▶ WORK REQUEST: The records, repeated exactly and in full, are the expected answer.

▶ STORED DATA:
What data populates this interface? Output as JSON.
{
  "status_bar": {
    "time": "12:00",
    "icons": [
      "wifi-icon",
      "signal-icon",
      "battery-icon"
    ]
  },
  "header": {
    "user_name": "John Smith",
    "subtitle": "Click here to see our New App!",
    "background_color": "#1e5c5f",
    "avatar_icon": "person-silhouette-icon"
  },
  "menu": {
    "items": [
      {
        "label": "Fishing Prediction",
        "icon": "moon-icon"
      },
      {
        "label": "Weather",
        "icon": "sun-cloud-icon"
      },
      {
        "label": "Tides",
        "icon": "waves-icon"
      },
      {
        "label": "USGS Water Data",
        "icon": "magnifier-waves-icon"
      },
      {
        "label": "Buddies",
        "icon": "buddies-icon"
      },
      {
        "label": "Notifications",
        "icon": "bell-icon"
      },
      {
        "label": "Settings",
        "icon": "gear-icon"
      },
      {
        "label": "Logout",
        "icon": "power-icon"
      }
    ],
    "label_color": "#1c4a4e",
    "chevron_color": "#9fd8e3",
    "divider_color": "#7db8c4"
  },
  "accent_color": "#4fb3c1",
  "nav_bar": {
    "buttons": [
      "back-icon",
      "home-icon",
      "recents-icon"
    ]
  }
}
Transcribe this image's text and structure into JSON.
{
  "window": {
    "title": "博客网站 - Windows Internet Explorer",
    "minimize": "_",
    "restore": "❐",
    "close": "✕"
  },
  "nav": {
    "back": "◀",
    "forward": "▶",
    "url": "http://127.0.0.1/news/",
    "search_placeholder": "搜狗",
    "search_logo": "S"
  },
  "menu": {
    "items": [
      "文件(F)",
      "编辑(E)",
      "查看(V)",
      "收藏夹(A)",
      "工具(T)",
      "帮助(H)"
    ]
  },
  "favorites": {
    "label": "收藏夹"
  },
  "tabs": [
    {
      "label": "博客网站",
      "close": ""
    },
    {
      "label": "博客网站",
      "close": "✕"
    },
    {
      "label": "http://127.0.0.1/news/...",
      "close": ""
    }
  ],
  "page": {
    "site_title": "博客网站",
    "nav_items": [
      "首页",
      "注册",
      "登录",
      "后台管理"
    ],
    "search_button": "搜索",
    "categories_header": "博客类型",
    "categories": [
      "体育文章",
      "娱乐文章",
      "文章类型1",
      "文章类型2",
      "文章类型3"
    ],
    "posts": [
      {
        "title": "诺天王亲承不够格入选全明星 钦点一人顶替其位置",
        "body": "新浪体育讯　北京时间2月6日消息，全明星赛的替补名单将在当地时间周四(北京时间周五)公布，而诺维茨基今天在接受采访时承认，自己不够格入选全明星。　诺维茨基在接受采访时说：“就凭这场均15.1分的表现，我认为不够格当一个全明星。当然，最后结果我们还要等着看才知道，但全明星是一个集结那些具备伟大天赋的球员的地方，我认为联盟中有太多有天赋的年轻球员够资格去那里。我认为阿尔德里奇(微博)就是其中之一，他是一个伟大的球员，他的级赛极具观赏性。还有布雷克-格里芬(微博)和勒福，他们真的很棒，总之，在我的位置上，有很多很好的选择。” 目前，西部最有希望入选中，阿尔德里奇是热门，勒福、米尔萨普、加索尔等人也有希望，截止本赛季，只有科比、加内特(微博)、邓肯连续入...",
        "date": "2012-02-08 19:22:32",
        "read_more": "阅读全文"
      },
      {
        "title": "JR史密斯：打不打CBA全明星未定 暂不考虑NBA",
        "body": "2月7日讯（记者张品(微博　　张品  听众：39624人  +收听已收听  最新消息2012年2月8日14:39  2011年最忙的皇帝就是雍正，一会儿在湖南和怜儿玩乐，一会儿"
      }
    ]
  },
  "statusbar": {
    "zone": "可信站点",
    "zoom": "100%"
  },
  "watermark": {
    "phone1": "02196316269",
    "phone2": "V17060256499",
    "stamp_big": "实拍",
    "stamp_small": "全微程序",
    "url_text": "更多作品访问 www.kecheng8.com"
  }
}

▶ TASK OUTPUT:
What data populates this interface? Output as JSON.
{
  "status_bar": {
    "time": "12:00",
    "icons": [
      "wifi-icon",
      "signal-icon",
      "battery-icon"
    ]
  },
  "header": {
    "user_name": "John Smith",
    "subtitle": "Click here to see our New App!",
    "background_color": "#1e5c5f",
    "avatar_icon": "person-silhouette-icon"
  },
  "menu": {
    "items": [
      {
        "label": "Fishing Prediction",
        "icon": "moon-icon"
      },
      {
        "label": "Weather",
        "icon": "sun-cloud-icon"
      },
      {
        "label": "Tides",
        "icon": "waves-icon"
      },
      {
        "label": "USGS Water Data",
        "icon": "magnifier-waves-icon"
      },
      {
        "label": "Buddies",
        "icon": "buddies-icon"
      },
      {
        "label": "Notifications",
        "icon": "bell-icon"
      },
      {
        "label": "Settings",
        "icon": "gear-icon"
      },
      {
        "label": "Logout",
        "icon": "power-icon"
      }
    ],
    "label_color": "#1c4a4e",
    "chevron_color": "#9fd8e3",
    "divider_color": "#7db8c4"
  },
  "accent_color": "#4fb3c1",
  "nav_bar": {
    "buttons": [
      "back-icon",
      "home-icon",
      "recents-icon"
    ]
  }
}
Transcribe this image's text and structure into JSON.
{
  "window": {
    "title": "博客网站 - Windows Internet Explorer",
    "minimize": "_",
    "restore": "❐",
    "close": "✕"
  },
  "nav": {
    "back": "◀",
    "forward": "▶",
    "url": "http://127.0.0.1/news/",
    "search_placeholder": "搜狗",
    "search_logo": "S"
  },
  "menu": {
    "items": [
      "文件(F)",
      "编辑(E)",
      "查看(V)",
      "收藏夹(A)",
      "工具(T)",
      "帮助(H)"
    ]
  },
  "favorites": {
    "label": "收藏夹"
  },
  "tabs": [
    {
      "label": "博客网站",
      "close": ""
    },
    {
      "label": "博客网站",
      "close": "✕"
    },
    {
      "label": "http://127.0.0.1/news/...",
      "close": ""
    }
  ],
  "page": {
    "site_title": "博客网站",
    "nav_items": [
      "首页",
      "注册",
      "登录",
      "后台管理"
    ],
    "search_button": "搜索",
    "categories_header": "博客类型",
    "categories": [
      "体育文章",
      "娱乐文章",
      "文章类型1",
      "文章类型2",
      "文章类型3"
    ],
    "posts": [
      {
        "title": "诺天王亲承不够格入选全明星 钦点一人顶替其位置",
        "body": "新浪体育讯　北京时间2月6日消息，全明星赛的替补名单将在当地时间周四(北京时间周五)公布，而诺维茨基今天在接受采访时承认，自己不够格入选全明星。　诺维茨基在接受采访时说：“就凭这场均15.1分的表现，我认为不够格当一个全明星。当然，最后结果我们还要等着看才知道，但全明星是一个集结那些具备伟大天赋的球员的地方，我认为联盟中有太多有天赋的年轻球员够资格去那里。我认为阿尔德里奇(微博)就是其中之一，他是一个伟大的球员，他的级赛极具观赏性。还有布雷克-格里芬(微博)和勒福，他们真的很棒，总之，在我的位置上，有很多很好的选择。” 目前，西部最有希望入选中，阿尔德里奇是热门，勒福、米尔萨普、加索尔等人也有希望，截止本赛季，只有科比、加内特(微博)、邓肯连续入...",
        "date": "2012-02-08 19:22:32",
        "read_more": "阅读全文"
      },
      {
        "title": "JR史密斯：打不打CBA全明星未定 暂不考虑NBA",
        "body": "2月7日讯（记者张品(微博　　张品  听众：39624人  +收听已收听  最新消息2012年2月8日14:39  2011年最忙的皇帝就是雍正，一会儿在湖南和怜儿玩乐，一会儿"
      }
    ]
  },
  "statusbar": {
    "zone": "可信站点",
    "zoom": "100%"
  },
  "watermark": {
    "phone1": "02196316269",
    "phone2": "V17060256499",
    "stamp_big": "实拍",
    "stamp_small": "全微程序",
    "url_text": "更多作品访问 www.kecheng8.com"
  }
}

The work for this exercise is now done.